    Accordingly, without them not only is a baptism incomplete, but it cannot even be called a baptism. For if to baptize means in more familiar language to descend under water, then speaking of immersions in the water is the same thing as speaking of three plunges or baptisms; a descent into water is also called a baptism, and is not so called for any other reason. [The Greek word means “to plunge under water as in dying clothes”]. But let us see what the Apostles decree in regard to the word. Whatever bishop or priest in the single mystery of baptism fails to perform three baptisms, or three immersions, but instead performs only one immersion carried out as though into the one death of the Lord, let him be deposed. (See this Apostolic

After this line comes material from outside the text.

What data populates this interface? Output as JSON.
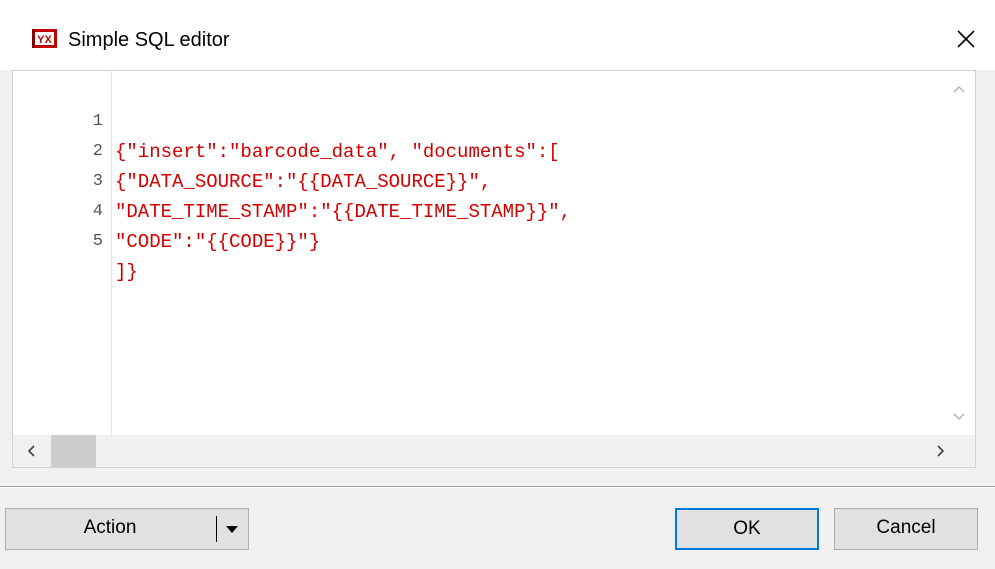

Canon refuting Eunomius (a bishop of the West deposed 361 A.D., being the first to substitute a single immersion in baptism, though other heretics may have been doing this even in the time of the holy Apostles.) Since the Lord did not tell us, His Apostles, when He was sending us forth to preach, “Baptize you in my death,” but instead He told us, “Go you and make disciples of all nations, baptizing them in the name of the Father, and of the Son, and of the Holy Spirit” — which means, of course, baptize them with three immersions and emersions, and with each immersion add aloud each single name of the Holy Trinity.
    For in a single immersion and emersion is not the three days’ death of the Savior lucidly represented nor are the mystery and the theognosy (i.e., knowledge of God) of the Holy Trinity at all indicated. Hence any such baptism, being destitute of theology, and of the incarnate economy, is most impious and bad teaching. But with three immersions and emersions, both belief in the Holy Trinity is clearly affirmed and the three days’ and nights’ death and burial and resurrection of the Savior are at the same time symbolized. Consequently it follows that our baptism comprises the two foremost dogmas of our expression of the Orthodox Faith — that, I say, of the theology of the Life-creating Trinity, and that of the economy of the Incarnation of God the Logos.